Martin Reeves sets out three elements of an adaptive company: flexible strategy approaches, leaders able to fit strategy to context, and smart change methods. We would add three more:
1. Horizons of Work
Most companies today have to work at three speeds at the same time. Everyone talks about moving faster, but sometimes what is needed is actually slowing down. A recent organization diagnostic at a global beauty company was typical. Employees told us there were too many priorities and a sense of frenzy. They wanted their leaders to slow down and make the clear choices with the right investment of resources behind the rhetoric. At the same time, there was a real pressure to reduce product development and launch cycle times and to be as responsive to consumers and market shifts as the small pure-players. Employees were eager to learn more agile ways of working. Getting good at being more thoughtful about the big bets, grinding through the core work, and being faster than the competition at the point of delivery is not easy. Being adaptive isn’t just about changing fast, it is about applying the right speed to the work.
2. Organizational Model
Large, global companies can be as nimble and flexible as small organizations if leaders also pay attention to the design of the organization, in particularly the power dynamics across operating units within the portfolio of businesses, between product units and regional commercial units, and between headquarter functional groups and the product and regional units. When these connections are well thought-out and activated, the organization becomes an enabler of moving fast in the market while leveraging corporate assets, or running a global brand while delivering it with local relevance, or building common platforms while tailoring the customer experience.
3. Team Capability
When you have multiple products delivered to multiple client segments around the world, you need to find a way to leverage your resources and move fast. Ideally, you create a culture where people can move between multiple teams seamlessly, without heavy controls. For example, one of our clients ran global procurement for a diversified industrial company.

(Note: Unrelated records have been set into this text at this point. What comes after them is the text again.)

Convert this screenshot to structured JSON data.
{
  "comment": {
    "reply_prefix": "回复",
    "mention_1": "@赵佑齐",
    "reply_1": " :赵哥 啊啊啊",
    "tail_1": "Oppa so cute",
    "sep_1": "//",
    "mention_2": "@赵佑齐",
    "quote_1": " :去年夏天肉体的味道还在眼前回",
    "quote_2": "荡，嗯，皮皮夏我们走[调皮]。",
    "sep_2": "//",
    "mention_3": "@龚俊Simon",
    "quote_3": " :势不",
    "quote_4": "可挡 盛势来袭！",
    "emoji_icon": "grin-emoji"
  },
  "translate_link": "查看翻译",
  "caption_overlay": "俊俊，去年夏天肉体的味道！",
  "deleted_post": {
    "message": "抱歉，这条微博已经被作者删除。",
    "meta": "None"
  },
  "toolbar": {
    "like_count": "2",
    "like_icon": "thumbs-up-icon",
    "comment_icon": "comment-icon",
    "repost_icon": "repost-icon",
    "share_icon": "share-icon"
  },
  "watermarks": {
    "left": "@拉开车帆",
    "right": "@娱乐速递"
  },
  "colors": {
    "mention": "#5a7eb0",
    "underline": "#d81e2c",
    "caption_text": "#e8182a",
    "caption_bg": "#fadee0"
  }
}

She built a strong network across the procurement officers embedded in the product lines and geographies. She saw her role as aligning agendas and bringing value from the center to the field, rather than dictating from corporate. None of the staff in the field reported to her, yet they all felt strongly part of the global procurement team. In other situations stronger wiring may be required. This may take the form of classic cross-functional teams, agile methodology, integrator roles, or true matrix dual-reporting. Adaptive organizations use the right tools for the context and invest in the high-trust relationships, aligned incentives, and decision-rights clarity that allow for the effective use of cross-boundary teams. To be adaptive requires more, not less, leadership discipline in setting strategy, matching pace to work, designing the organization, assembling teams, and supporting change.
Amy Kates and Greg Kesler